Two Quito doctors are urging the government to update its Covid-19 death count based on the number of excess deaths recorded in Ecuador in 2020 and 2021. They claim the Ministry of Health’s 15,400 confirmed virus death total should be increased to 30,000 to 35,000.
“Since the beginning of the pandemic, there have been about 65,000 more deaths than were recorded in 2019,” says Jorge Gonzalez, who was trained as an epidemiologist in the U.S. “Ecuador should follow the lead of Peru, which incorporated many of its additional deaths into the Covid death statistics last month. If we do that, we would see a death total about double of the official count. For many reasons, including that of planning for future outbreaks, we need to use the actual numbers.”
Gonzalez and research colleague Romero Larriva say that 50 to 60 percent of all excess deaths should be attributed to Covid. “Not all of the deaths are from the virus but most of them are,” says Larriva. “We estimate that many of them are the result of people with other serious illnesses not seeking medical attention due the fear of Covid,” he says. “Some are the result of a medical system unable to provide the hospital beds and doctor’s visit that would be available in non-pandemic times.”
Thousands of students return to in-person classes this week
Several thousand elementary and high school students return to the classroom Wednesday for the first time since March of last year. In Cuenca, the staff of the private college-prep Stiehle German School say they expect about 60 percent of its 790 students to be in class this week.
The Ministry of Ecuador has authorized 1,300 private and public schools, less than 10 percent of the country’s total, to resume face-to-face classes on Wednesday. “The resumption of classes will be gradual and voluntary,” the ministry said in a statement. “Online and alternative instruction will continue for parents who are not comfortable returning their children to classes.” The ministry said the June reopening is a pilot project that will provide guidance for a full reopening of all schools in September.
The national Emergency Operations Committee has sanctioned the limited return to classrooms with strict biosecurity measures and says it will closely monitor the results. The medical advisors to the COE say that most teachers returning to the classroom will be vaccinated against the Covid-19 virus and that children are at very low risk. “For most school-age children, the data shows that the risk of being infected with a severe case of Covid is less than that of the common flu,” a COE doctor said.
The education ministry reports that as many as half of Ecuador’s public school children have fallen behind in their education due to the closure of schools. “The online study option is not suitable to many students,” it says.
According to the ministry, 199 urban and 1,102 rural schools are part of the reopening pilot project that begins Wednesday.
Weather forecasters warns of high UV radiation
The National Institute of Meteorology has issued a warning for high levels of ultraviolet radiation for Ecuador’s inter-Andean valley. The institute says UV levels could reach 13 to 16 for areas between Cuenca and Quito and urged residents to take precautions to avoid intense sunshine. “We are entering the dry season, which can mean extended periods of sunshine and low humidity, which result in high UV levels,” the institute said in a statement. It added that the high-UV warning will remain in effect for the week of June 7 to June 12.

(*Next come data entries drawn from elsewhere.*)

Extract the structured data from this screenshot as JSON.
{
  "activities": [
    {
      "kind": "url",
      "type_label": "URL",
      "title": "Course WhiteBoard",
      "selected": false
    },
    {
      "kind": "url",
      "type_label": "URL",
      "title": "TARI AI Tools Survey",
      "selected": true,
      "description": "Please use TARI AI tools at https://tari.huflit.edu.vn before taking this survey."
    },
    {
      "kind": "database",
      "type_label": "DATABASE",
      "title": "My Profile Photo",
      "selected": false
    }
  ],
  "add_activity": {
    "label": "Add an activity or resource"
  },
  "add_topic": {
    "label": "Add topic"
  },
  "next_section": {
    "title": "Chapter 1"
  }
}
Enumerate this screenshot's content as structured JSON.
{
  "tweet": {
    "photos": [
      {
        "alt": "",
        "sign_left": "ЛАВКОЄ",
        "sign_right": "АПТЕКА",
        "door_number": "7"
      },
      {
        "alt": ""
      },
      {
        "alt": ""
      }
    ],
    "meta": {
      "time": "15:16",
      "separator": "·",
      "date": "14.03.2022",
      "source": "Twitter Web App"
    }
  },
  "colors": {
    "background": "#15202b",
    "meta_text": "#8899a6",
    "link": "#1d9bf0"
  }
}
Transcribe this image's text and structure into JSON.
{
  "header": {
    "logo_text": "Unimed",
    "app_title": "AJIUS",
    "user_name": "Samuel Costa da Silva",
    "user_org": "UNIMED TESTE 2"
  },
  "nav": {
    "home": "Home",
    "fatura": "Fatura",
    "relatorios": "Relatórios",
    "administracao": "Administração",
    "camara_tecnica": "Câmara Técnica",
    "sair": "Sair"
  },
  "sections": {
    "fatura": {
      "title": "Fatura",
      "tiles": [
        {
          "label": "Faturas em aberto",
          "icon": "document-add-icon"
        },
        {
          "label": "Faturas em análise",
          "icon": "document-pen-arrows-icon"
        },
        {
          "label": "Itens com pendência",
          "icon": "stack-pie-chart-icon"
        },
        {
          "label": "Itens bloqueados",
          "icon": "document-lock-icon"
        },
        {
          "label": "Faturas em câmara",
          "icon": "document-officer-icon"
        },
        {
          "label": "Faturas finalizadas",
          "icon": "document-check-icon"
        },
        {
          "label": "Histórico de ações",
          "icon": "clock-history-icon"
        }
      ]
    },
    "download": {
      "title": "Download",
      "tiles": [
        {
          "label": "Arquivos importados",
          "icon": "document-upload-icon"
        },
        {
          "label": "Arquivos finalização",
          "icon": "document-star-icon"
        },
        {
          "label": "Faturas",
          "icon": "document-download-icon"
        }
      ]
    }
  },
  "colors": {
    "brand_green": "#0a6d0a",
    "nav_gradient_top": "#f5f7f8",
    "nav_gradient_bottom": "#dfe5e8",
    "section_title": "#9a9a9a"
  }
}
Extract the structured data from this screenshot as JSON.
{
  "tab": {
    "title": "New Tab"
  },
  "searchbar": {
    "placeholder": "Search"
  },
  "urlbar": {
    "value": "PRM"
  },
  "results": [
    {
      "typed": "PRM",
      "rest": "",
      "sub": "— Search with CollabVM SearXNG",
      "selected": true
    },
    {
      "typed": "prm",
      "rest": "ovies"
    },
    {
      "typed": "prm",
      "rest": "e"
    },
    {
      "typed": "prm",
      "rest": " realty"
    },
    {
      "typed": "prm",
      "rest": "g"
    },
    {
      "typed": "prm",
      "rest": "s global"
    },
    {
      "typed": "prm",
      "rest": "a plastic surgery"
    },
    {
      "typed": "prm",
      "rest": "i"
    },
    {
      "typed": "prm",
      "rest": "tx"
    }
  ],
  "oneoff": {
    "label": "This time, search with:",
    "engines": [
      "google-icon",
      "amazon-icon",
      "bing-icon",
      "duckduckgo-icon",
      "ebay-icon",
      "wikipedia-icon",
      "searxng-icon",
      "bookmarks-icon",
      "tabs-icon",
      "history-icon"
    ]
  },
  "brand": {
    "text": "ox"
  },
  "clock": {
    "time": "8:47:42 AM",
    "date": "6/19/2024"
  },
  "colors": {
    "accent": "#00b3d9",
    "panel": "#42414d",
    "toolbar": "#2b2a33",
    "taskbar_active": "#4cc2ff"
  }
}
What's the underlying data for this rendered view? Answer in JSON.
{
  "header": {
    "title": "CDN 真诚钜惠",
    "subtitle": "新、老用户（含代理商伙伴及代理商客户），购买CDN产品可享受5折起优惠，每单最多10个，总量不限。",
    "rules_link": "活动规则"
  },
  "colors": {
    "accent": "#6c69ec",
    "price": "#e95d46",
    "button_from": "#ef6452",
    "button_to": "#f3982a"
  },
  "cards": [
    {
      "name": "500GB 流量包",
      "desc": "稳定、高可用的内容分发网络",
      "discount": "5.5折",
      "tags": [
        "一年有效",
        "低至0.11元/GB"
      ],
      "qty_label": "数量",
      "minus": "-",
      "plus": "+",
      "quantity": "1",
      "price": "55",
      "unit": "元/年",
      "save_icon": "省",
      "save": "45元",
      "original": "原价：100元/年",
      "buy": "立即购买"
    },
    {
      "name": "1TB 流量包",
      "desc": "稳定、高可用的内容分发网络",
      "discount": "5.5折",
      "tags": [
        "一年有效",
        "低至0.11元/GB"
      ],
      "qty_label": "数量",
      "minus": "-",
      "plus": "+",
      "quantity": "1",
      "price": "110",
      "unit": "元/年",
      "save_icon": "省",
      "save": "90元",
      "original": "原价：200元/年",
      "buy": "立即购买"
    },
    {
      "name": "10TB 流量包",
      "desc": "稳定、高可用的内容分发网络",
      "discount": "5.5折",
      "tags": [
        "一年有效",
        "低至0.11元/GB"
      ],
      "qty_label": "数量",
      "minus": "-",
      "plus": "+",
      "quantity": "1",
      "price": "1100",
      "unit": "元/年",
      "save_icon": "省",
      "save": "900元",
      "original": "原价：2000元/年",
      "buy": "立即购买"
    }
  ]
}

New government acknowledges ‘critical’ lack of needed medicine
Ecuador’s new vice president, Alfredo Borrero, said the government will take emergency action to supply Ecuador’s public hospitals with the medicines they need. Administrators at two Social Security hospitals told the vice president Friday visit that they lack a number of medications that are critically needed to treat Covid-19 and other patients.
Following the visits, Borrero said that medicines to relieve extreme pain are in short-supply to the public and IESS hospitals. “Doctors are forced to replace badly needed opioid sedatives and relaxants with less effective medicines and this means the patients suffer,” he said. He added that, in some cases, hospitals are purchasing over-the-counter opioid medications from private pharmacies to treat patients. “These medications are for less severe pain and are not what is required for hospital use in many cases.”
Borrero said he hopes to supply hospitals with the needed medications in June.